■ **SUPPLIED MATERIAL**:
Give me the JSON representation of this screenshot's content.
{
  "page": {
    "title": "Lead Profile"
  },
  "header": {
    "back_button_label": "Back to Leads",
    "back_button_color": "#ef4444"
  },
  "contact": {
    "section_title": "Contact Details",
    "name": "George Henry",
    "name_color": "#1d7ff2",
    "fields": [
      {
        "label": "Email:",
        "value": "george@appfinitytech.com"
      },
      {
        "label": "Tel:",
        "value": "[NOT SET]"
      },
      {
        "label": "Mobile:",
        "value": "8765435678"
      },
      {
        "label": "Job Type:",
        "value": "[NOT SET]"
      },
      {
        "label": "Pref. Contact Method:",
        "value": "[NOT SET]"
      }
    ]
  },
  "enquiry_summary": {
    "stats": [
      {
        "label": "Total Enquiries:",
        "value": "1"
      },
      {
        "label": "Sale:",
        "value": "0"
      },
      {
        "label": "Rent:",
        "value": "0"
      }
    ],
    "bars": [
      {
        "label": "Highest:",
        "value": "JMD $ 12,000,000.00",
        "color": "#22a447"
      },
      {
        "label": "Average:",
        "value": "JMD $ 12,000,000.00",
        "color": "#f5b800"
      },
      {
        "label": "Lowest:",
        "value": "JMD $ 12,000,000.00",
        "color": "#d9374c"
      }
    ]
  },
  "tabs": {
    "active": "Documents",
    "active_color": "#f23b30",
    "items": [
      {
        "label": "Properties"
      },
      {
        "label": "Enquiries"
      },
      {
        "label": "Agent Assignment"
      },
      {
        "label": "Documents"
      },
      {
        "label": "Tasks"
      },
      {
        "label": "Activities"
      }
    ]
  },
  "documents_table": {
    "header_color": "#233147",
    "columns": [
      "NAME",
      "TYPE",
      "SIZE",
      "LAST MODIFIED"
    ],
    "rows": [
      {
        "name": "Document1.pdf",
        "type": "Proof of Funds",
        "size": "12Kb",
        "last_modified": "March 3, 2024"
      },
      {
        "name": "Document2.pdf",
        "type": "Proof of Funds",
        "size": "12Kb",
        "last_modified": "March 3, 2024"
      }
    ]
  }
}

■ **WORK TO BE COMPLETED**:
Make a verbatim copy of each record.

■ **EXERCISE RESPONSE**:
Give me the JSON representation of this screenshot's content.
{
  "page": {
    "title": "Lead Profile"
  },
  "header": {
    "back_button_label": "Back to Leads",
    "back_button_color": "#ef4444"
  },
  "contact": {
    "section_title": "Contact Details",
    "name": "George Henry",
    "name_color": "#1d7ff2",
    "fields": [
      {
        "label": "Email:",
        "value": "george@appfinitytech.com"
      },
      {
        "label": "Tel:",
        "value": "[NOT SET]"
      },
      {
        "label": "Mobile:",
        "value": "8765435678"
      },
      {
        "label": "Job Type:",
        "value": "[NOT SET]"
      },
      {
        "label": "Pref. Contact Method:",
        "value": "[NOT SET]"
      }
    ]
  },
  "enquiry_summary": {
    "stats": [
      {
        "label": "Total Enquiries:",
        "value": "1"
      },
      {
        "label": "Sale:",
        "value": "0"
      },
      {
        "label": "Rent:",
        "value": "0"
      }
    ],
    "bars": [
      {
        "label": "Highest:",
        "value": "JMD $ 12,000,000.00",
        "color": "#22a447"
      },
      {
        "label": "Average:",
        "value": "JMD $ 12,000,000.00",
        "color": "#f5b800"
      },
      {
        "label": "Lowest:",
        "value": "JMD $ 12,000,000.00",
        "color": "#d9374c"
      }
    ]
  },
  "tabs": {
    "active": "Documents",
    "active_color": "#f23b30",
    "items": [
      {
        "label": "Properties"
      },
      {
        "label": "Enquiries"
      },
      {
        "label": "Agent Assignment"
      },
      {
        "label": "Documents"
      },
      {
        "label": "Tasks"
      },
      {
        "label": "Activities"
      }
    ]
  },
  "documents_table": {
    "header_color": "#233147",
    "columns": [
      "NAME",
      "TYPE",
      "SIZE",
      "LAST MODIFIED"
    ],
    "rows": [
      {
        "name": "Document1.pdf",
        "type": "Proof of Funds",
        "size": "12Kb",
        "last_modified": "March 3, 2024"
      },
      {
        "name": "Document2.pdf",
        "type": "Proof of Funds",
        "size": "12Kb",
        "last_modified": "March 3, 2024"
      }
    ]
  }
}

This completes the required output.